There was my great-great grandfather and others like him, who saw the potential of Los Angeles, who saw a ground for fairs, racetracks, and other events to bring people together to add prominence to Los Angeles.
There are those who develop neighborhoods like the Dohenys. Who made a neighborhood prominent and build a sense of community and neighborhood.
There are my great grandfather Jacob Newton and my grandfather Frank Cattern who joined with others in 1899 contested the private development of Agricultural Park and made sure it was preserved for public use, to become the County and State land we know as Exposition Park.
There are those who saved historic houses when the neighborhood was neglected and declining.
There are those volunteers in – neighborhood group to oversee that changes in the housing following stringent historic preservation, HPOZ or City Planning, and WAHA (West Adams Historic Association) with others who work tirelessly to maintain the history and preserve out past.
There is Steven Samples who came in 1991 to a university that needed a dream, a vision, and one who would change the university into what it has become.
There is Max Nacias a president of the University who has carried on the dreams to even greater heights to what USC’s greatness..
From such humble beginnings USC has become one of the top universities in the U.S. Students from all over the world compete for a University of high ranking in so many areas it would take another presentation just to cover the accomplishments.
Most of these people I talk about in this presentation will never get awards or recognition in history books, or streets and buildings named for them. They are not famous –they created change. They had a vision.
Those of us who know the past see where we have come from, from the good times and the hard times to what it is becoming in the future.
I have a dream.

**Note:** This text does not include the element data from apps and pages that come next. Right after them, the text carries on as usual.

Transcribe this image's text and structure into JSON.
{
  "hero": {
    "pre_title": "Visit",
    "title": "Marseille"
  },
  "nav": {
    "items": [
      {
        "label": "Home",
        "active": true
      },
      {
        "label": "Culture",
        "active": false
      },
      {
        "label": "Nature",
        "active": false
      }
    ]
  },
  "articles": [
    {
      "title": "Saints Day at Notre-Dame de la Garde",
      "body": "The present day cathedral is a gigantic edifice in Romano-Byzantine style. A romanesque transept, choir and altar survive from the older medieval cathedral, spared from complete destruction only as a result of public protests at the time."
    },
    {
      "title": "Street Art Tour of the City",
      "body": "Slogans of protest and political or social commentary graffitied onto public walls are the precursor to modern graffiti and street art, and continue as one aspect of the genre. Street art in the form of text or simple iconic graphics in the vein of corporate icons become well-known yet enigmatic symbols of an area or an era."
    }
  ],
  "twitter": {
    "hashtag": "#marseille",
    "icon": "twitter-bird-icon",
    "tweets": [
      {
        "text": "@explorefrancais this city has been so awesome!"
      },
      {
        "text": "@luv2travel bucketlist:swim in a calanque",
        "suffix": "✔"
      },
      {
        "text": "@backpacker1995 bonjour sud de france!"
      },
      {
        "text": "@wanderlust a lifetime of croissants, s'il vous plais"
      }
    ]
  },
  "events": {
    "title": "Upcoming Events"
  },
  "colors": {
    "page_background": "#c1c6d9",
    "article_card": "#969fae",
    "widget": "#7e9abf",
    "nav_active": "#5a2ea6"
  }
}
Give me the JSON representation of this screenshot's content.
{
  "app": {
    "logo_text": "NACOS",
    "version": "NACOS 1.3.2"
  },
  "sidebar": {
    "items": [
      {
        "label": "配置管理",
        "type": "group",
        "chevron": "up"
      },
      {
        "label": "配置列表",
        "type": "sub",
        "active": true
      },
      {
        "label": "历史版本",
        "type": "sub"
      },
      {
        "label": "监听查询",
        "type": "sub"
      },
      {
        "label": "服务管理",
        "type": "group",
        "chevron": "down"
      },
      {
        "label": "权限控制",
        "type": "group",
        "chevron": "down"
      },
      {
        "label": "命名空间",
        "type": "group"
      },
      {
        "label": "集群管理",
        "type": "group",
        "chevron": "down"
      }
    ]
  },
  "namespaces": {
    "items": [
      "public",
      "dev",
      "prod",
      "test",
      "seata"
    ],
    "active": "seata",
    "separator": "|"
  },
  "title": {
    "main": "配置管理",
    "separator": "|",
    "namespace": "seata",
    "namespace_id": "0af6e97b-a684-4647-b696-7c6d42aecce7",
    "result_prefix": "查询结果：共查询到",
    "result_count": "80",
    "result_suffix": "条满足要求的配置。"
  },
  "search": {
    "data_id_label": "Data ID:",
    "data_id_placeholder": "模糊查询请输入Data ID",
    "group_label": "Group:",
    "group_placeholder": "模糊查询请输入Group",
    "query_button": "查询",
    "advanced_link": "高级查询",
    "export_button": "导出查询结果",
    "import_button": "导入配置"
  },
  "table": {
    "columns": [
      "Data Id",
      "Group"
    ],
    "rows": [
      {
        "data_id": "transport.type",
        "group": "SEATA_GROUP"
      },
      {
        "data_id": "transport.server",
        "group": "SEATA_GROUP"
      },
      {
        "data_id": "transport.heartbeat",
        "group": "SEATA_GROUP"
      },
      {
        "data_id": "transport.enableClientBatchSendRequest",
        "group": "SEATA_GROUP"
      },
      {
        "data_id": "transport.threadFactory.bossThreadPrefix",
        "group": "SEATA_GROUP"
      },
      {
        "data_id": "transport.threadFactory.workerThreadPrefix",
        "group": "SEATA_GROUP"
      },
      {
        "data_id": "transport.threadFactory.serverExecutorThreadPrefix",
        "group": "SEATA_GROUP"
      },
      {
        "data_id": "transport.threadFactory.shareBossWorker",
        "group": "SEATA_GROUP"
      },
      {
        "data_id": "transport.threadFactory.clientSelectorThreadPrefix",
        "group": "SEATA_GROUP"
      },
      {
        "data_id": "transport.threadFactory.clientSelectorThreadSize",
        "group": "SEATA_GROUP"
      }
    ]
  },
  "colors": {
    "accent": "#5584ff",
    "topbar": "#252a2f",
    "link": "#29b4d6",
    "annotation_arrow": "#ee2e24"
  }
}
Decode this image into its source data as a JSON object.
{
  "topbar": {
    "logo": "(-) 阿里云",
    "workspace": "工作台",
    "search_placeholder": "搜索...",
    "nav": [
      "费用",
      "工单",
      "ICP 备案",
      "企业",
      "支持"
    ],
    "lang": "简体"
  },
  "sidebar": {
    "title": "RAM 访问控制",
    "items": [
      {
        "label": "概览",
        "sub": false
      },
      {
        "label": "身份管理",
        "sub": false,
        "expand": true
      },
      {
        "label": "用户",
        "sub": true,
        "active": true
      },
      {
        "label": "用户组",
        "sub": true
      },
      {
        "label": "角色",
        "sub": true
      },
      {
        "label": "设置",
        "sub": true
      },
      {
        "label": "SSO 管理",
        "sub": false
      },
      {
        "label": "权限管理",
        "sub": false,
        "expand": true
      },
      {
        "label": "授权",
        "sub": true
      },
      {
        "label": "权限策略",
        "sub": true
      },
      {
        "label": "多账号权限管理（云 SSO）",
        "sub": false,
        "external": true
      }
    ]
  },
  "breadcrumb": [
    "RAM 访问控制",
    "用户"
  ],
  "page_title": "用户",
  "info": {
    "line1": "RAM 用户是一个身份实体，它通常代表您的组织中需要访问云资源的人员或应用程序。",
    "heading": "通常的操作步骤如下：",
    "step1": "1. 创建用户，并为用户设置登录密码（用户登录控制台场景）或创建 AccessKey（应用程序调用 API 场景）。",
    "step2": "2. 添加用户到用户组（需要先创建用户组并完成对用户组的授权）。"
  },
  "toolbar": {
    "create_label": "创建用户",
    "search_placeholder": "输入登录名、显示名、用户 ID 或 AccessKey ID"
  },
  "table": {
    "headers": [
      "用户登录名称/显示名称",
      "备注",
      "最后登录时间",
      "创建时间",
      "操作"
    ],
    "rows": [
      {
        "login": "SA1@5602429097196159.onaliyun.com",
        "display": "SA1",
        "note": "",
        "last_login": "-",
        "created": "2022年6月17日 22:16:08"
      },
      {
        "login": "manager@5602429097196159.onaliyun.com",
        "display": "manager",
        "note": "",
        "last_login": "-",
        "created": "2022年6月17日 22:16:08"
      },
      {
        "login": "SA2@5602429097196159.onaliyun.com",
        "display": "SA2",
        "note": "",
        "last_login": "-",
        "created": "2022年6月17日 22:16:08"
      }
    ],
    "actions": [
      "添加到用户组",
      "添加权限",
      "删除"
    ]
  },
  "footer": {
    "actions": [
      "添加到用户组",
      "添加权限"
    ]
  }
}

In all the time I have spoken before groups, many of you have come to me with stories of your own. It is amazing to look out at this audience of Los Angeles history. I have wanted to find a way to preserve this core.
For nine years the concept of a Family Initiative, an archival service, a view our university and history that should be preserved and documented,
I don’t know if you know, The First Century Families of Los Angeles has been archiving family histories with USC libraries. Years of family history from The Sepulvedas, the Mulhollands, The Dohenys, and more. Individuals have donated collections to USC, not knowing what to do as family members die. Stories like mine or yours need a place so that history is not lost. Who else is going to capture these times?
We are a Trojan Family we are connected in a deep way with the university. I have invited Claude Zachary and Kathryn Quilan, Dean of Library…… because I think with enough support this could become a reality. I think organizations like Half Century Trojans, Town and Gown, and others would share this dream. There is a space designated for this purpose but lacks financial support.
I have left cards on the back table with the pink lady for you to contact me about anything. Whether you have a question, or maybe are interested. You can make a difference, together we can begin a legacy of our own.
North University Park and USC A Historic Perspective
BY ANN DORR